Questions 26-45: Choose the best answer according to the passage below.
The languages spoken by early Europeans are still shrouded in mystery. There is no linguistic continuity between the languages of Old Europe (a term sometimes used for Europe between 7,000 and 3,000 B.C.) and the languages of the modern world, and we cannot yet translate the Old European script. Scholars have deciphered other ancient languages, such as Sumerian, Akkadian, and Babylonian, which used the cuneiform script, because of the fortuitous discovery of bilingual inscriptions. When cuneiform tablets were first discovered in the 18th century, scholars could not decipher them.
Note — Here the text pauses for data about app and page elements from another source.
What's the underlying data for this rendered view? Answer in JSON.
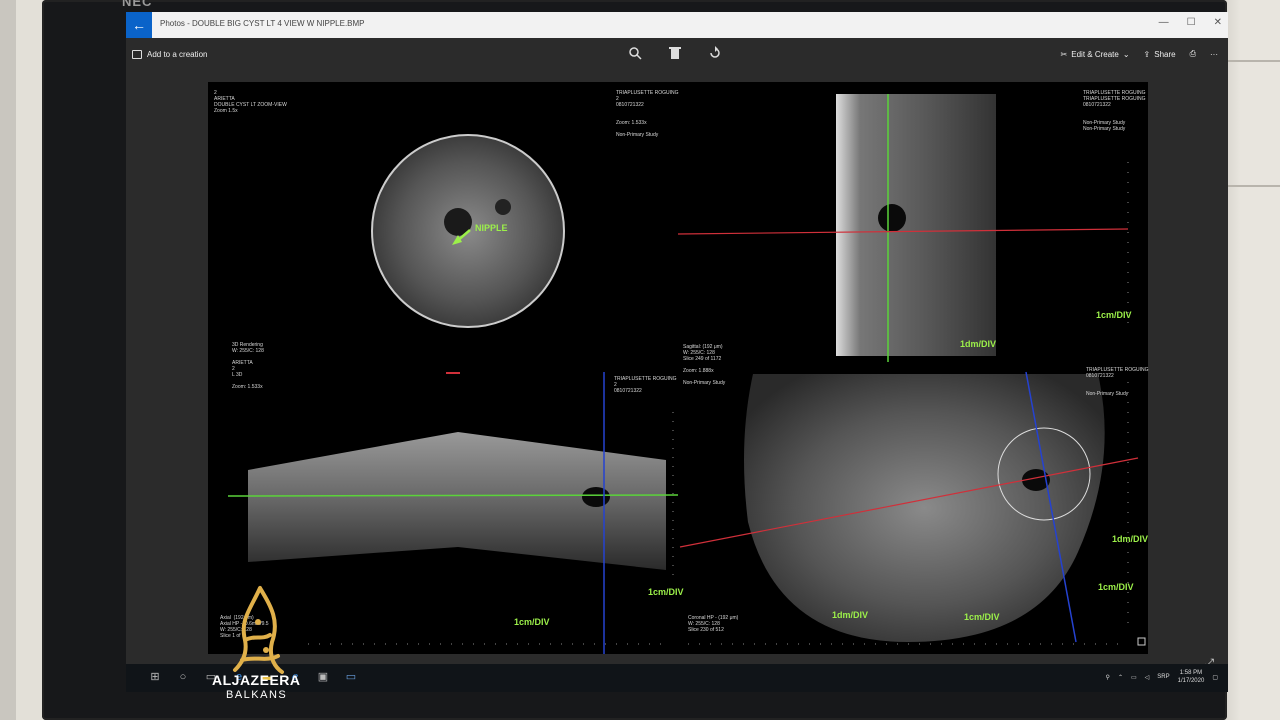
{
  "monitor": {
    "brand": "NEC"
  },
  "window": {
    "title": "Photos - DOUBLE BIG CYST LT 4 VIEW W NIPPLE.BMP",
    "controls": [
      "—",
      "☐",
      "✕"
    ]
  },
  "toolbar": {
    "add_to_creation": "Add to a creation",
    "edit_create": "Edit & Create",
    "share": "Share",
    "more": "···"
  },
  "scan": {
    "tl_header_left": "2\nARIETTA\nDOUBLE CYST LT ZOOM-VIEW\nZoom 1.5x",
    "tl_header_right": "TRIAPLUSETTE ROGUING\n2\n0810721322\n\n\nZoom: 1.533x\n\nNon-Primary Study",
    "tr_header": "TRIAPLUSETTE ROGUING\nTRIAPLUSETTE ROGUING\n0810721322\n\n\nNon-Primary Study\nNon-Primary Study",
    "bl_header": "3D Rendering\nW: 255/C: 128\n\nARIETTA\n2\nL 3D\n\nZoom: 1.533x",
    "bm_header": "Sagittal: (192 μm)\nW: 255/C: 128\nSlice 249 of 1172\n\nZoom: 1.888x\n\nNon-Primary Study",
    "bm_header_left": "TRIAPLUSETTE ROGUING\n2\n0810721322",
    "br_header": "TRIAPLUSETTE ROGUING\n0810721322\n\n\nNon-Primary Study",
    "bl_footer": "Axial  (192 μm)\nAxial HP -10.6mm/9.5\nW: 255/C: 128\nSlice 1 of 1",
    "bm_footer": "Coronal HP - (192 μm)\nW: 255/C: 128\nSlice 230 of 512",
    "nipple_label": "NIPPLE",
    "scales": [
      "1cm/DIV",
      "1dm/DIV",
      "1cm/DIV",
      "1cm/DIV",
      "1dm/DIV",
      "1cm/DIV",
      "1dm/DIV",
      "1cm/DIV"
    ]
  },
  "taskbar": {
    "lang": "SRP",
    "time": "1:58 PM",
    "date": "1/17/2020"
  },
  "overlay": {
    "channel_name": "ALJAZEERA",
    "channel_sub": "BALKANS"
  }
}
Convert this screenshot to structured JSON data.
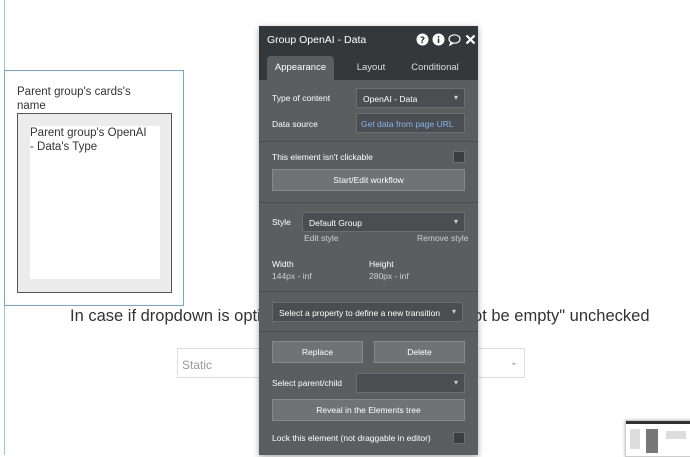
{
  "canvas": {
    "parent_group_label": "Parent group's cards's name",
    "card_text": "Parent group's OpenAI - Data's Type",
    "background_text": "In case if dropdown is optional and  \"This input should not be empty\" unchecked",
    "static_dropdown_value": "Static"
  },
  "panel": {
    "title": "Group OpenAI - Data",
    "header_icons": [
      "question-icon",
      "info-icon",
      "comment-icon",
      "close-icon"
    ],
    "tabs": [
      {
        "label": "Appearance",
        "active": true
      },
      {
        "label": "Layout",
        "active": false
      },
      {
        "label": "Conditional",
        "active": false
      }
    ],
    "type_of_content_label": "Type of content",
    "type_of_content_value": "OpenAI - Data",
    "data_source_label": "Data source",
    "data_source_value": "Get data from page URL",
    "not_clickable_label": "This element isn't clickable",
    "start_edit_workflow": "Start/Edit workflow",
    "style_label": "Style",
    "style_value": "Default Group",
    "edit_style": "Edit style",
    "remove_style": "Remove style",
    "width_label": "Width",
    "width_value": "144px - inf",
    "height_label": "Height",
    "height_value": "280px - inf",
    "transition_placeholder": "Select a property to define a new transition",
    "replace_button": "Replace",
    "delete_button": "Delete",
    "select_parent_child_label": "Select parent/child",
    "reveal_button": "Reveal in the Elements tree",
    "lock_label": "Lock this element (not draggable in editor)"
  },
  "colors": {
    "panel_bg": "#5b5d5f",
    "panel_header_bg": "#35383b",
    "link_blue": "#7fb7f0",
    "selection_border": "#6aa8e6"
  }
}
Then inscriptions found in Iran at the end of the 18th century provided a link: these inscriptions were written in cuneiform and in two other ancient languages, Old Persian and New Elamite – languages that had already been deciphered. It took several decades, but scholars eventually translated the ancient cuneiform script via the more familiar Old Persian language.
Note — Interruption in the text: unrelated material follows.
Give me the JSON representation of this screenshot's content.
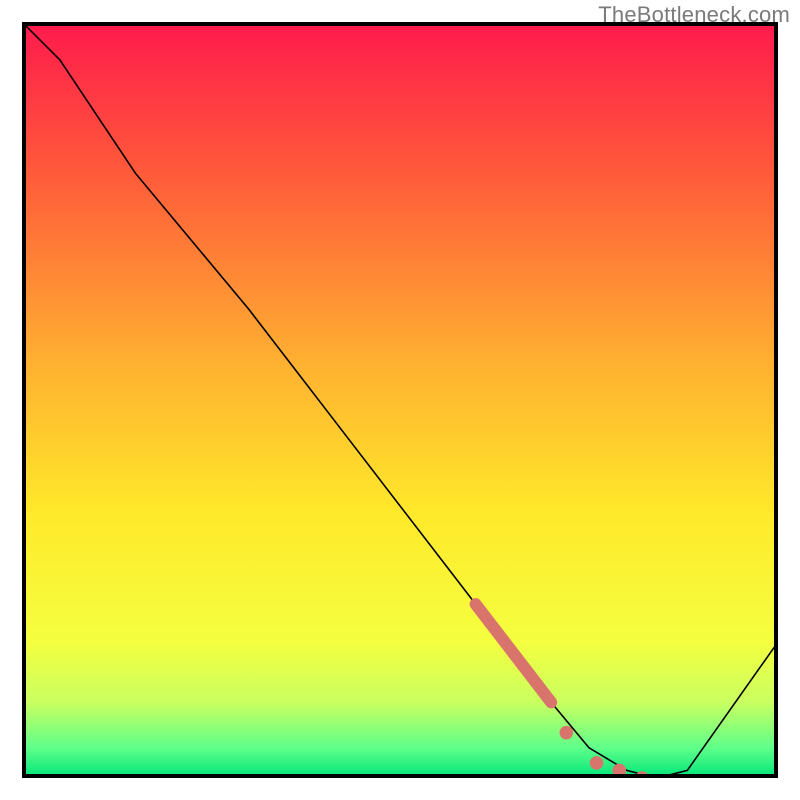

Similarly, the hieroglyphic writing of the Egyptians remained a mystery until French troops unearthed the famous Rosetta stone in the late 18th century. The stone carried the same message written in ancient Greek, Egyptian hieroglyphs, and Egyptian hieratic, a simplified form of hieroglyphs. The Rosetta stone thwarted scholars’ efforts for several decades until the early 19th century when several key hieroglyphic phrases were decoded using the Greek inscriptions. Unfortunately, we have no Old European Rosetta stone to chart correspondences between Old European script and the languages that replaced it.
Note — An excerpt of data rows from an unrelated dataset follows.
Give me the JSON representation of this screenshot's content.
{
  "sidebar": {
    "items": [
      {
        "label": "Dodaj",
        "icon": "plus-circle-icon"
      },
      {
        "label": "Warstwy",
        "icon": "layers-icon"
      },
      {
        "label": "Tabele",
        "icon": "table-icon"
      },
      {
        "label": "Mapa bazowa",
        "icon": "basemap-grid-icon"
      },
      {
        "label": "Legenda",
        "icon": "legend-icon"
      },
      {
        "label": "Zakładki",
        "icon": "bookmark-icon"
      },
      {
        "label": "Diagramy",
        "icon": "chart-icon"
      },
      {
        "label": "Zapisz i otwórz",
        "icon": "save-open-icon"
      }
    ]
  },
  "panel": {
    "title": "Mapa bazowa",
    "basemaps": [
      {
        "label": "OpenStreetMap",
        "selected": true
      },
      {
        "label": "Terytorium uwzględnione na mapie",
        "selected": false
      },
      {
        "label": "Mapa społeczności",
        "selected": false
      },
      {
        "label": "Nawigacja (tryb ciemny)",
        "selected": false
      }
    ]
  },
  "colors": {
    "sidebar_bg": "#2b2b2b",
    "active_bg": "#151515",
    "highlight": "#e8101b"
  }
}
The incursions of Indo-European tribes into Old Europe from the late 5th to the early 3rd millennia B.C. caused a linguistic and cultural discontinuity. These incursions disrupted the Old European sedentary farming lifestyle that had existed for 3,000 years. As the Indo-Europeans encroached on Old Europe from the east, the continent underwent upheavals. These severely affected the Balkans, where the Old European cultures abundantly employed script. The Old European way of life deteriorated rapidly, although pockets of Old European culture remained for several millennia. The new peoples spoke completely different languages belonging to the Indo-European linguistic family. The Old European language or languages, and the script used to write them, declined and eventually vanished.
Question 26. What is the main topic of the passage?